TASK TO COMPLETE
Scan the records for the string "Launch" and state how many lines contain it, using the number alone.

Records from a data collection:
──────────
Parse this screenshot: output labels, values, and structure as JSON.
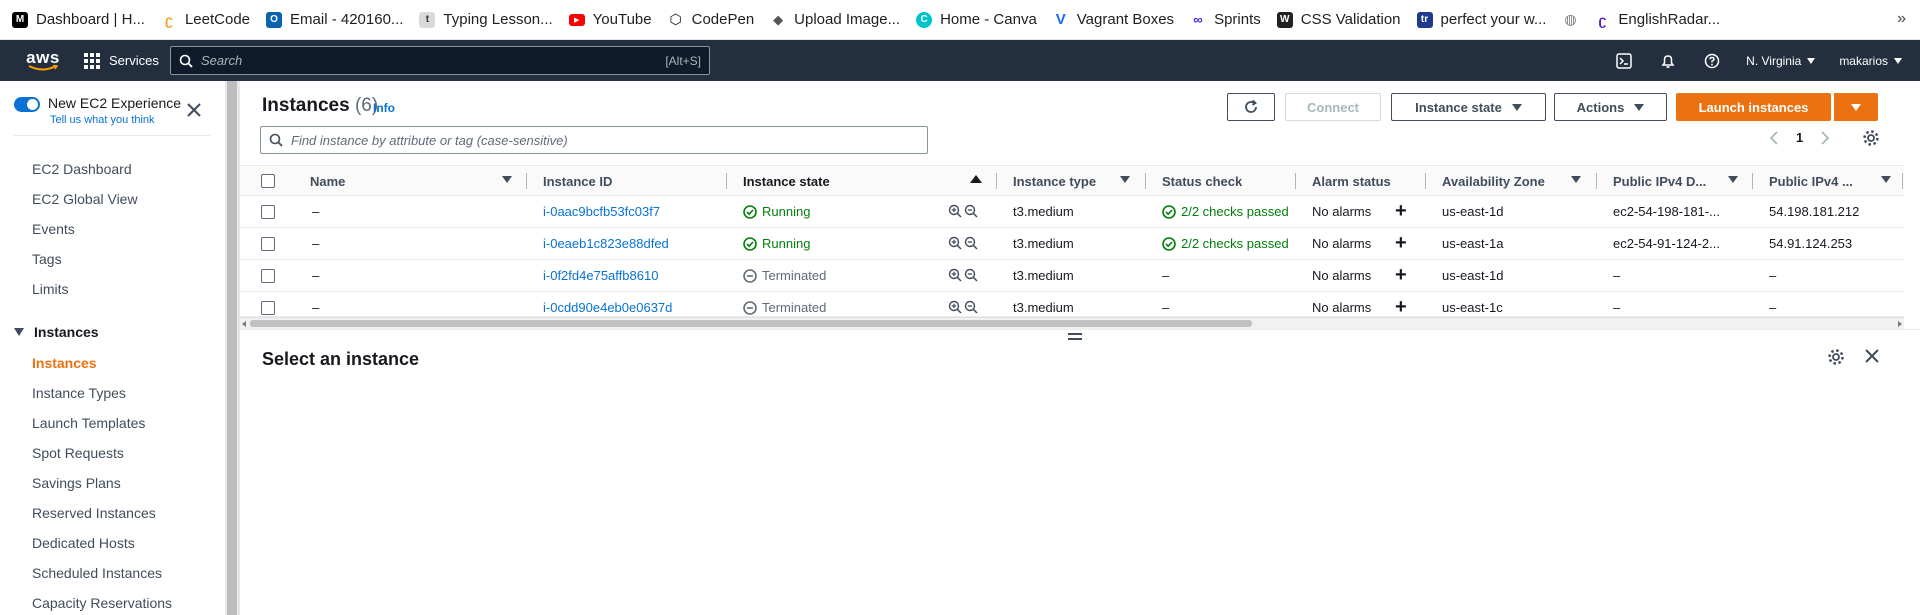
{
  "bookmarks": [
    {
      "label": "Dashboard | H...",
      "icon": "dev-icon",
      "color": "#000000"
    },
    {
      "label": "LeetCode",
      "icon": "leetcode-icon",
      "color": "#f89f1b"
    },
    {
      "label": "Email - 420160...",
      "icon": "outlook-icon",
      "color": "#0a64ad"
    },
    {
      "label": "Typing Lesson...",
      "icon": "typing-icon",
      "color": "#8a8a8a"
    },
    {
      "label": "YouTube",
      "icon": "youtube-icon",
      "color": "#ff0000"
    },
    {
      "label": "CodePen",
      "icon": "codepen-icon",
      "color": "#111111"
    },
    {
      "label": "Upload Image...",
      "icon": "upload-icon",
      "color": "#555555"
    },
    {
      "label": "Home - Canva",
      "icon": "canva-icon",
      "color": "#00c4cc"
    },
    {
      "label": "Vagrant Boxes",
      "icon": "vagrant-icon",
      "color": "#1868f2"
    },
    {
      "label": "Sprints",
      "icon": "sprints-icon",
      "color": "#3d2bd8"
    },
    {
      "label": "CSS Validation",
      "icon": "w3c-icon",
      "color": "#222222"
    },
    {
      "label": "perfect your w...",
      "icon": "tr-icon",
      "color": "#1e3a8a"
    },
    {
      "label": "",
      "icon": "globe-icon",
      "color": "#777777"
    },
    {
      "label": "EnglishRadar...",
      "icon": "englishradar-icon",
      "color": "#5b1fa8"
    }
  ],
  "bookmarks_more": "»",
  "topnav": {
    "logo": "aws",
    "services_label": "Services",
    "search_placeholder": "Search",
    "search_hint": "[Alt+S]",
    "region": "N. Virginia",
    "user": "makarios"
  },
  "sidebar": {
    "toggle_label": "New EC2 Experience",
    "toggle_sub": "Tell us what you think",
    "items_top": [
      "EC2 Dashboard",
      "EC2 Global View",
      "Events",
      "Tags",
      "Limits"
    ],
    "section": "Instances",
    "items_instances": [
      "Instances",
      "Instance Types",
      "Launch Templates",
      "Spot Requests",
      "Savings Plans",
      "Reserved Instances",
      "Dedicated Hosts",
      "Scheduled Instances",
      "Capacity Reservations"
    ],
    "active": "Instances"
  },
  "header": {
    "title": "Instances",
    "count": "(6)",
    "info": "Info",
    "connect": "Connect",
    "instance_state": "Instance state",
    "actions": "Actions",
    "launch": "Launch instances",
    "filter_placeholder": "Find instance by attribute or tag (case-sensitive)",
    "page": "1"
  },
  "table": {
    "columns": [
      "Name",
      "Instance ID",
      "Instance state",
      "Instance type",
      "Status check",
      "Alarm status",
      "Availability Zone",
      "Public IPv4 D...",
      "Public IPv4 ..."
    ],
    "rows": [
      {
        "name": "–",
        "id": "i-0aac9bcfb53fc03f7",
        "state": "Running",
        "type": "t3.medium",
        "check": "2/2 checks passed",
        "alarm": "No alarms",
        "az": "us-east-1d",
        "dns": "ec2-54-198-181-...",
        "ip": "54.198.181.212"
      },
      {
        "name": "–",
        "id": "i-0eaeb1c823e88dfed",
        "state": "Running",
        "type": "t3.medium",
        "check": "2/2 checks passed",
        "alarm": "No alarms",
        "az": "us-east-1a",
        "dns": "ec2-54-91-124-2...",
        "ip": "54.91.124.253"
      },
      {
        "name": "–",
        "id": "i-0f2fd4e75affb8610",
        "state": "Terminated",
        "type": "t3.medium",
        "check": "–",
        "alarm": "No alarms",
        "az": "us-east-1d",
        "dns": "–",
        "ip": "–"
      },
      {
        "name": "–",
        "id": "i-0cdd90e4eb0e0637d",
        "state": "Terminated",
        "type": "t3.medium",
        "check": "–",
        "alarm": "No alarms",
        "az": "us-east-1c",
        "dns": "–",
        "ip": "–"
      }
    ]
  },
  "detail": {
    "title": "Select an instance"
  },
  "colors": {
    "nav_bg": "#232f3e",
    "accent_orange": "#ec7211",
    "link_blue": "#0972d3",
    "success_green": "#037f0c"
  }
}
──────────
TASK RESPONSE
2